- [Work to be completed] What is needed is an exact retyping of each entry, pictures excluded.
(Beginning of Task inputs)
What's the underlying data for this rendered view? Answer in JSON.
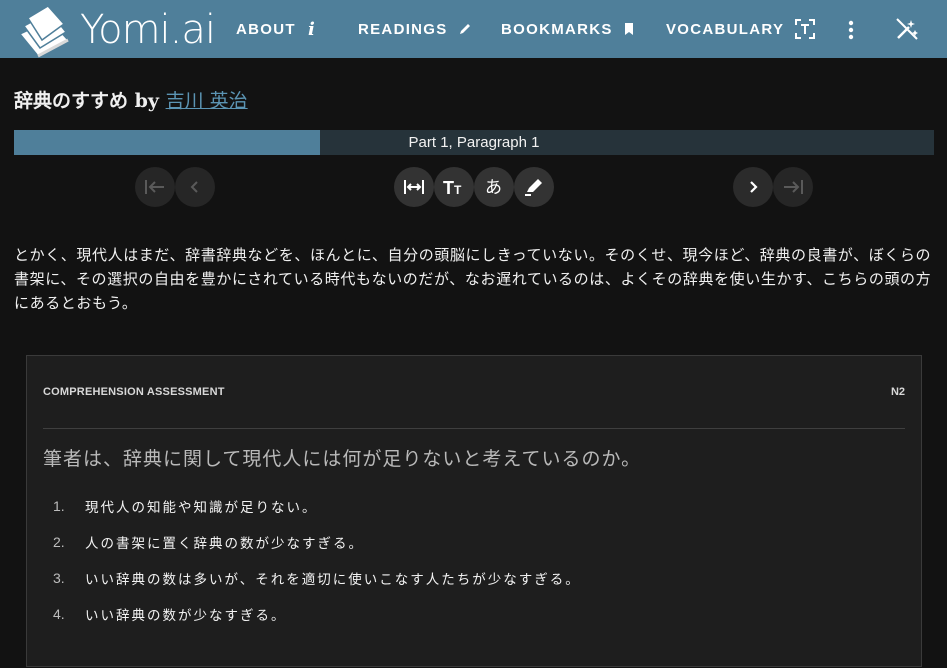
{
  "header": {
    "brand": "Yomi.ai",
    "nav": {
      "about": "ABOUT",
      "readings": "READINGS",
      "bookmarks": "BOOKMARKS",
      "vocabulary": "VOCABULARY"
    },
    "icons": {
      "logo": "book-stack-icon",
      "about": "info-icon",
      "readings": "pencil-icon",
      "bookmarks": "bookmark-icon",
      "vocabulary": "text-frame-icon",
      "more": "more-vertical-icon",
      "magic": "magic-wand-off-icon"
    },
    "colors": {
      "bar": "#4f7f9a",
      "text": "#ffffff"
    }
  },
  "reading": {
    "title": "辞典のすすめ",
    "by": " by ",
    "author": "吉川 英治",
    "progress_label": "Part 1, Paragraph 1",
    "progress_fraction": 0.333,
    "paragraph": "とかく、現代人はまだ、辞書辞典などを、ほんとに、自分の頭脳にしきっていない。そのくせ、現今ほど、辞典の良書が、ぼくらの書架に、その選択の自由を豊かにされている時代もないのだが、なお遅れているのは、よくその辞典を使い生かす、こちらの頭の方にあるとおもう。"
  },
  "controls": {
    "icons": [
      "first-page-icon",
      "chevron-left-icon",
      "width-toggle-icon",
      "font-size-icon",
      "furigana-icon",
      "highlighter-icon",
      "chevron-right-icon",
      "last-page-icon"
    ]
  },
  "assessment": {
    "label": "COMPREHENSION ASSESSMENT",
    "level": "N2",
    "question": "筆者は、辞典に関して現代人には何が足りないと考えているのか。",
    "choices": [
      {
        "num": "1.",
        "text": "現代人の知能や知識が足りない。"
      },
      {
        "num": "2.",
        "text": "人の書架に置く辞典の数が少なすぎる。"
      },
      {
        "num": "3.",
        "text": "いい辞典の数は多いが、それを適切に使いこなす人たちが少なすぎる。"
      },
      {
        "num": "4.",
        "text": "いい辞典の数が少なすぎる。"
      }
    ]
  },
  "colors": {
    "background": "#121212",
    "accent": "#4f7f9a",
    "link": "#5b94b3",
    "progress_track": "#26333a",
    "card": "#1e1e1e"
  }
}
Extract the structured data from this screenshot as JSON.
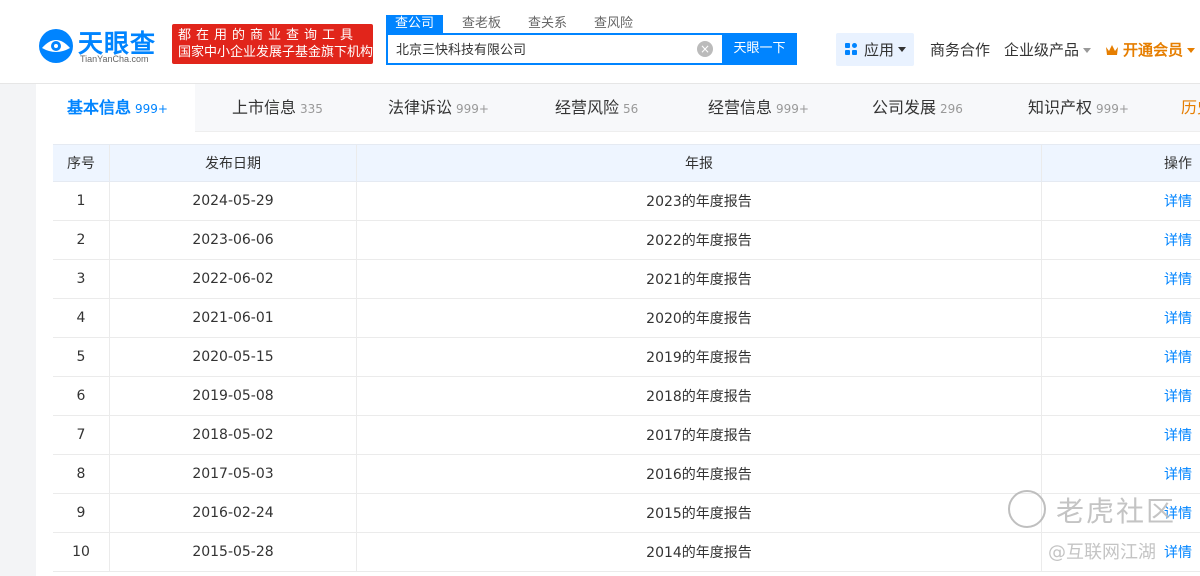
{
  "header": {
    "logo_text": "天眼查",
    "logo_sub": "TianYanCha.com",
    "slogan_line1": "都在用的商业查询工具",
    "slogan_line2": "国家中小企业发展子基金旗下机构",
    "search_tabs": [
      "查公司",
      "查老板",
      "查关系",
      "查风险"
    ],
    "search_value": "北京三快科技有限公司",
    "search_button": "天眼一下",
    "clear_symbol": "×",
    "nav": {
      "apps": "应用",
      "business": "商务合作",
      "enterprise": "企业级产品",
      "vip": "开通会员"
    }
  },
  "tabs": [
    {
      "label": "基本信息",
      "count": "999+"
    },
    {
      "label": "上市信息",
      "count": "335"
    },
    {
      "label": "法律诉讼",
      "count": "999+"
    },
    {
      "label": "经营风险",
      "count": "56"
    },
    {
      "label": "经营信息",
      "count": "999+"
    },
    {
      "label": "公司发展",
      "count": "296"
    },
    {
      "label": "知识产权",
      "count": "999+"
    },
    {
      "label": "历史",
      "count": ""
    }
  ],
  "table": {
    "columns": {
      "idx": "序号",
      "date": "发布日期",
      "report": "年报",
      "op": "操作"
    },
    "rows": [
      {
        "idx": "1",
        "date": "2024-05-29",
        "report": "2023的年度报告",
        "op": "详情"
      },
      {
        "idx": "2",
        "date": "2023-06-06",
        "report": "2022的年度报告",
        "op": "详情"
      },
      {
        "idx": "3",
        "date": "2022-06-02",
        "report": "2021的年度报告",
        "op": "详情"
      },
      {
        "idx": "4",
        "date": "2021-06-01",
        "report": "2020的年度报告",
        "op": "详情"
      },
      {
        "idx": "5",
        "date": "2020-05-15",
        "report": "2019的年度报告",
        "op": "详情"
      },
      {
        "idx": "6",
        "date": "2019-05-08",
        "report": "2018的年度报告",
        "op": "详情"
      },
      {
        "idx": "7",
        "date": "2018-05-02",
        "report": "2017的年度报告",
        "op": "详情"
      },
      {
        "idx": "8",
        "date": "2017-05-03",
        "report": "2016的年度报告",
        "op": "详情"
      },
      {
        "idx": "9",
        "date": "2016-02-24",
        "report": "2015的年度报告",
        "op": "详情"
      },
      {
        "idx": "10",
        "date": "2015-05-28",
        "report": "2014的年度报告",
        "op": "详情"
      }
    ]
  },
  "watermark": {
    "line1": "老虎社区",
    "line2": "@互联网江湖"
  },
  "colors": {
    "brand": "#0084ff",
    "slogan_bg": "#e1251b",
    "vip": "#e67e00"
  }
}
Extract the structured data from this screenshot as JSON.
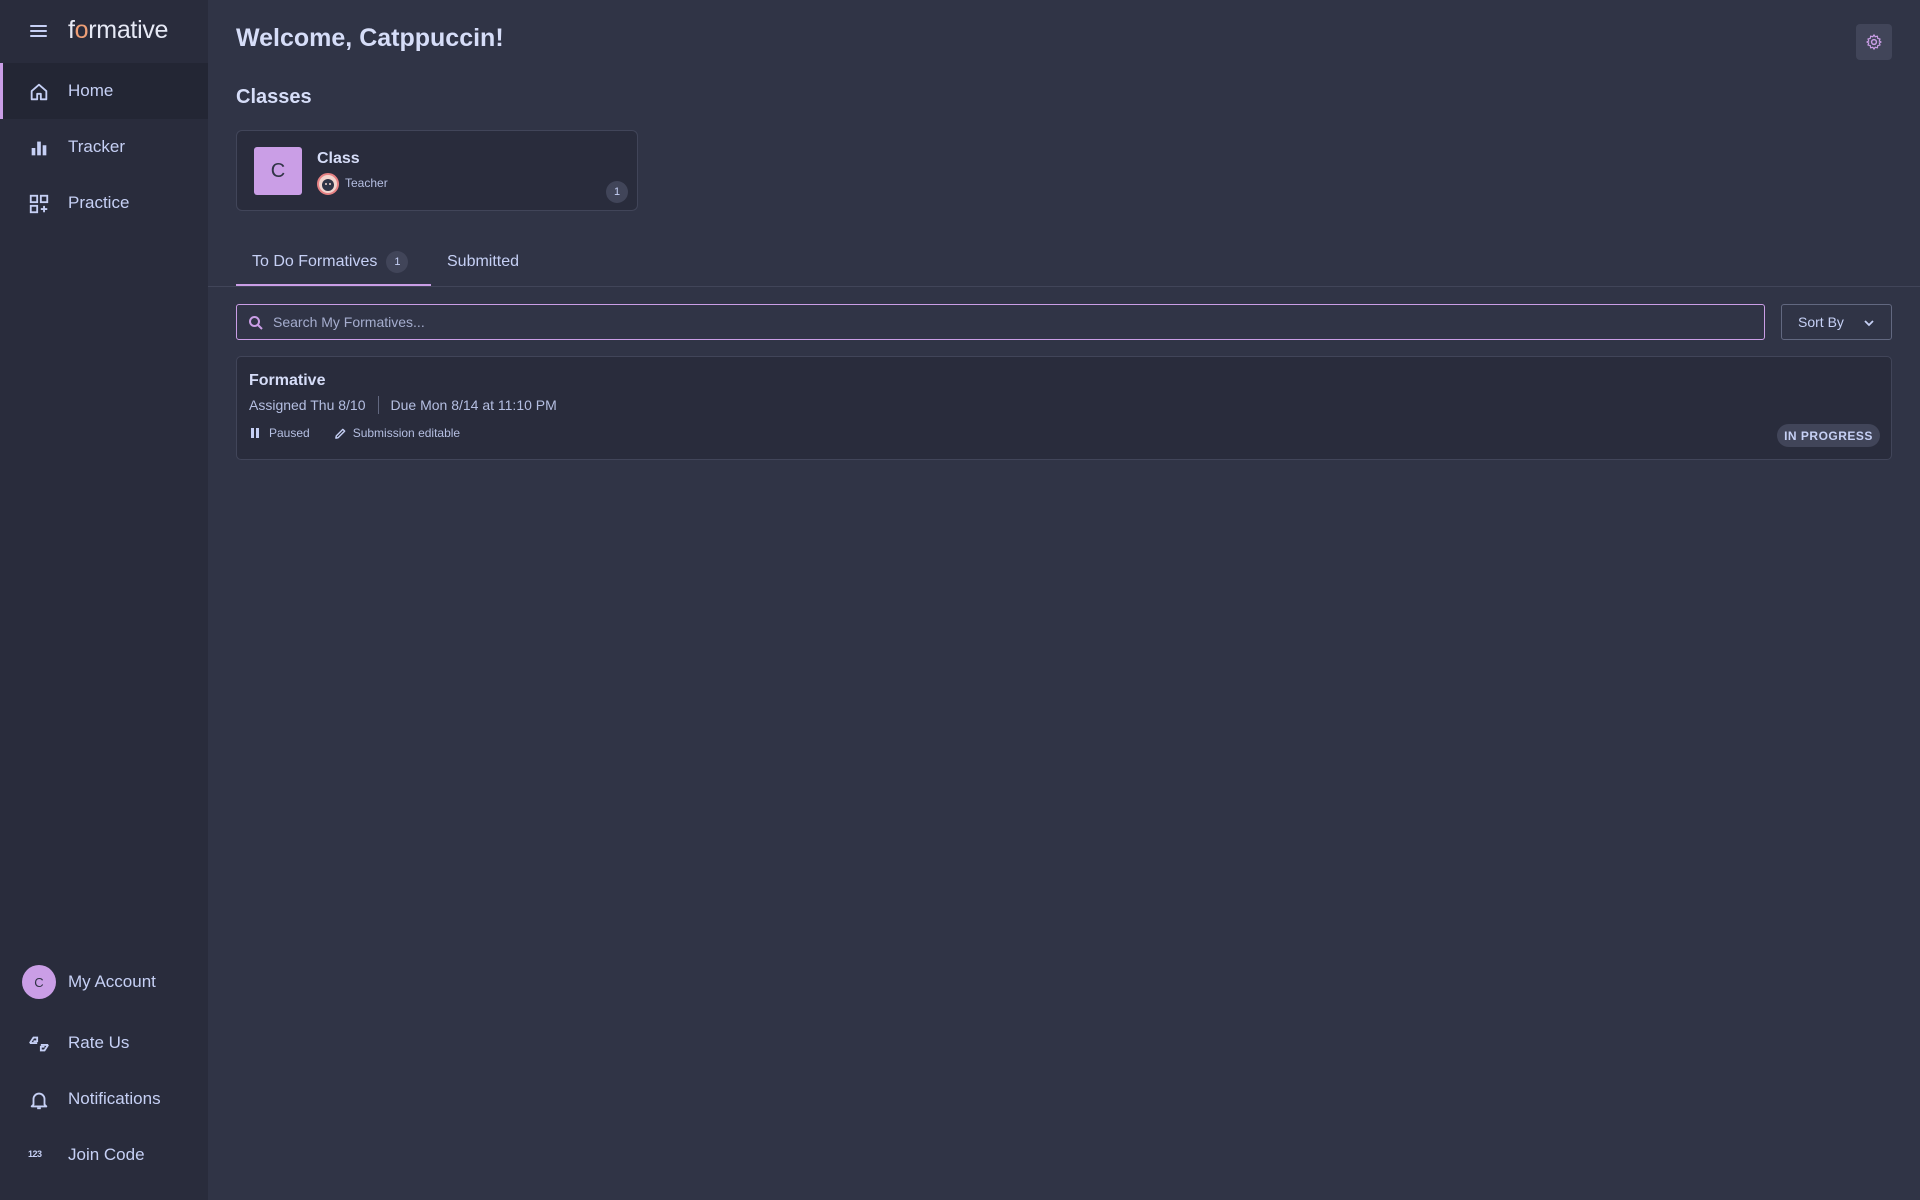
{
  "brand": {
    "logo_text_pre": "f",
    "logo_text_o": "o",
    "logo_text_post": "rmative"
  },
  "sidebar": {
    "top_items": [
      {
        "label": "Home",
        "icon": "home-icon",
        "active": true
      },
      {
        "label": "Tracker",
        "icon": "bar-chart-icon",
        "active": false
      },
      {
        "label": "Practice",
        "icon": "practice-grid-icon",
        "active": false
      }
    ],
    "bottom_items": [
      {
        "label": "My Account",
        "icon": "avatar",
        "avatar_letter": "C"
      },
      {
        "label": "Rate Us",
        "icon": "rate-us-icon"
      },
      {
        "label": "Notifications",
        "icon": "bell-icon"
      },
      {
        "label": "Join Code",
        "icon": "join-code-icon",
        "icon_text": "123"
      }
    ]
  },
  "header": {
    "welcome": "Welcome, Catppuccin!",
    "settings_icon": "gear-icon"
  },
  "classes": {
    "title": "Classes",
    "items": [
      {
        "avatar_letter": "C",
        "name": "Class",
        "teacher_label": "Teacher",
        "count": "1"
      }
    ]
  },
  "tabs": {
    "todo": {
      "label": "To Do Formatives",
      "count": "1"
    },
    "submitted": {
      "label": "Submitted"
    }
  },
  "search": {
    "placeholder": "Search My Formatives...",
    "value": ""
  },
  "sort": {
    "label": "Sort By"
  },
  "formatives": [
    {
      "title": "Formative",
      "assigned": "Assigned Thu 8/10",
      "due": "Due Mon 8/14 at 11:10 PM",
      "state": "Paused",
      "editable": "Submission editable",
      "status_badge": "IN PROGRESS"
    }
  ],
  "colors": {
    "background": "#303446",
    "sidebar": "#292c3c",
    "accent": "#ca9ee6",
    "text": "#c6d0f5",
    "surface": "#414559"
  }
}
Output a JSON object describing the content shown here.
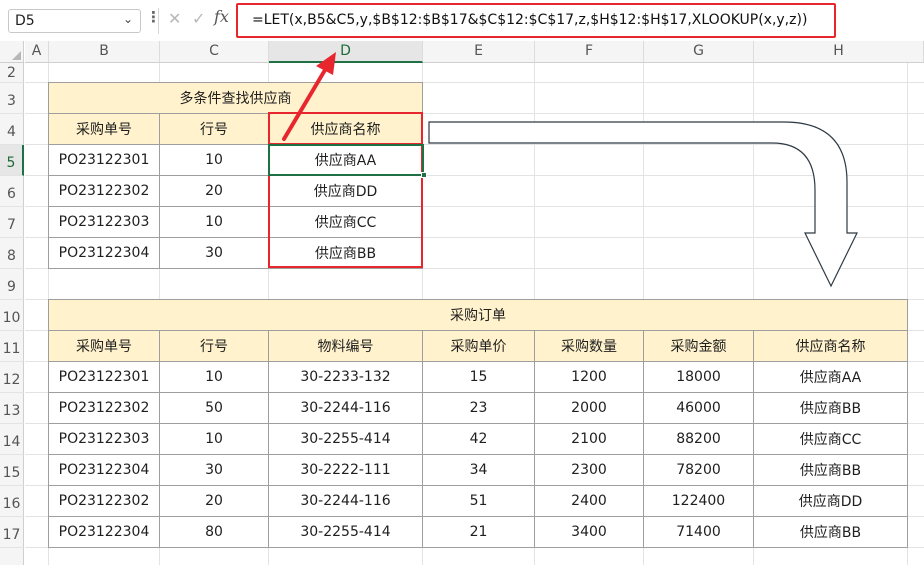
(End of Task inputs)
- [Answer space]
What's the underlying data for this rendered view? Answer in JSON.
{
  "header": {
    "brand": "Yomi.ai",
    "nav": {
      "about": "ABOUT",
      "readings": "READINGS",
      "bookmarks": "BOOKMARKS",
      "vocabulary": "VOCABULARY"
    },
    "icons": {
      "logo": "book-stack-icon",
      "about": "info-icon",
      "readings": "pencil-icon",
      "bookmarks": "bookmark-icon",
      "vocabulary": "text-frame-icon",
      "more": "more-vertical-icon",
      "magic": "magic-wand-off-icon"
    },
    "colors": {
      "bar": "#4f7f9a",
      "text": "#ffffff"
    }
  },
  "reading": {
    "title": "辞典のすすめ",
    "by": " by ",
    "author": "吉川 英治",
    "progress_label": "Part 1, Paragraph 1",
    "progress_fraction": 0.333,
    "paragraph": "とかく、現代人はまだ、辞書辞典などを、ほんとに、自分の頭脳にしきっていない。そのくせ、現今ほど、辞典の良書が、ぼくらの書架に、その選択の自由を豊かにされている時代もないのだが、なお遅れているのは、よくその辞典を使い生かす、こちらの頭の方にあるとおもう。"
  },
  "controls": {
    "icons": [
      "first-page-icon",
      "chevron-left-icon",
      "width-toggle-icon",
      "font-size-icon",
      "furigana-icon",
      "highlighter-icon",
      "chevron-right-icon",
      "last-page-icon"
    ]
  },
  "assessment": {
    "label": "COMPREHENSION ASSESSMENT",
    "level": "N2",
    "question": "筆者は、辞典に関して現代人には何が足りないと考えているのか。",
    "choices": [
      {
        "num": "1.",
        "text": "現代人の知能や知識が足りない。"
      },
      {
        "num": "2.",
        "text": "人の書架に置く辞典の数が少なすぎる。"
      },
      {
        "num": "3.",
        "text": "いい辞典の数は多いが、それを適切に使いこなす人たちが少なすぎる。"
      },
      {
        "num": "4.",
        "text": "いい辞典の数が少なすぎる。"
      }
    ]
  },
  "colors": {
    "background": "#121212",
    "accent": "#4f7f9a",
    "link": "#5b94b3",
    "progress_track": "#26333a",
    "card": "#1e1e1e"
  }
}
Extract the structured data from this screenshot as JSON.
{
  "header": {
    "logo_text": "天眼查",
    "logo_sub": "TianYanCha.com",
    "slogan_line1": "都在用的商业查询工具",
    "slogan_line2": "国家中小企业发展子基金旗下机构",
    "search_tabs": [
      "查公司",
      "查老板",
      "查关系",
      "查风险"
    ],
    "search_value": "北京三快科技有限公司",
    "search_button": "天眼一下",
    "clear_symbol": "×",
    "nav": {
      "apps": "应用",
      "business": "商务合作",
      "enterprise": "企业级产品",
      "vip": "开通会员"
    }
  },
  "tabs": [
    {
      "label": "基本信息",
      "count": "999+"
    },
    {
      "label": "上市信息",
      "count": "335"
    },
    {
      "label": "法律诉讼",
      "count": "999+"
    },
    {
      "label": "经营风险",
      "count": "56"
    },
    {
      "label": "经营信息",
      "count": "999+"
    },
    {
      "label": "公司发展",
      "count": "296"
    },
    {
      "label": "知识产权",
      "count": "999+"
    },
    {
      "label": "历史",
      "count": ""
    }
  ],
  "table": {
    "columns": {
      "idx": "序号",
      "date": "发布日期",
      "report": "年报",
      "op": "操作"
    },
    "rows": [
      {
        "idx": "1",
        "date": "2024-05-29",
        "report": "2023的年度报告",
        "op": "详情"
      },
      {
        "idx": "2",
        "date": "2023-06-06",
        "report": "2022的年度报告",
        "op": "详情"
      },
      {
        "idx": "3",
        "date": "2022-06-02",
        "report": "2021的年度报告",
        "op": "详情"
      },
      {
        "idx": "4",
        "date": "2021-06-01",
        "report": "2020的年度报告",
        "op": "详情"
      },
      {
        "idx": "5",
        "date": "2020-05-15",
        "report": "2019的年度报告",
        "op": "详情"
      },
      {
        "idx": "6",
        "date": "2019-05-08",
        "report": "2018的年度报告",
        "op": "详情"
      },
      {
        "idx": "7",
        "date": "2018-05-02",
        "report": "2017的年度报告",
        "op": "详情"
      },
      {
        "idx": "8",
        "date": "2017-05-03",
        "report": "2016的年度报告",
        "op": "详情"
      },
      {
        "idx": "9",
        "date": "2016-02-24",
        "report": "2015的年度报告",
        "op": "详情"
      },
      {
        "idx": "10",
        "date": "2015-05-28",
        "report": "2014的年度报告",
        "op": "详情"
      }
    ]
  },
  "watermark": {
    "line1": "老虎社区",
    "line2": "@互联网江湖"
  },
  "colors": {
    "brand": "#0084ff",
    "slogan_bg": "#e1251b",
    "vip": "#e67e00"
  }
}
Extract the structured data from this screenshot as JSON.
{
  "brand": {
    "logo_text_pre": "f",
    "logo_text_o": "o",
    "logo_text_post": "rmative"
  },
  "sidebar": {
    "top_items": [
      {
        "label": "Home",
        "icon": "home-icon",
        "active": true
      },
      {
        "label": "Tracker",
        "icon": "bar-chart-icon",
        "active": false
      },
      {
        "label": "Practice",
        "icon": "practice-grid-icon",
        "active": false
      }
    ],
    "bottom_items": [
      {
        "label": "My Account",
        "icon": "avatar",
        "avatar_letter": "C"
      },
      {
        "label": "Rate Us",
        "icon": "rate-us-icon"
      },
      {
        "label": "Notifications",
        "icon": "bell-icon"
      },
      {
        "label": "Join Code",
        "icon": "join-code-icon",
        "icon_text": "123"
      }
    ]
  },
  "header": {
    "welcome": "Welcome, Catppuccin!",
    "settings_icon": "gear-icon"
  },
  "classes": {
    "title": "Classes",
    "items": [
      {
        "avatar_letter": "C",
        "name": "Class",
        "teacher_label": "Teacher",
        "count": "1"
      }
    ]
  },
  "tabs": {
    "todo": {
      "label": "To Do Formatives",
      "count": "1"
    },
    "submitted": {
      "label": "Submitted"
    }
  },
  "search": {
    "placeholder": "Search My Formatives...",
    "value": ""
  },
  "sort": {
    "label": "Sort By"
  },
  "formatives": [
    {
      "title": "Formative",
      "assigned": "Assigned Thu 8/10",
      "due": "Due Mon 8/14 at 11:10 PM",
      "state": "Paused",
      "editable": "Submission editable",
      "status_badge": "IN PROGRESS"
    }
  ],
  "colors": {
    "background": "#303446",
    "sidebar": "#292c3c",
    "accent": "#ca9ee6",
    "text": "#c6d0f5",
    "surface": "#414559"
  }
}
Output a JSON object describing the content shown here.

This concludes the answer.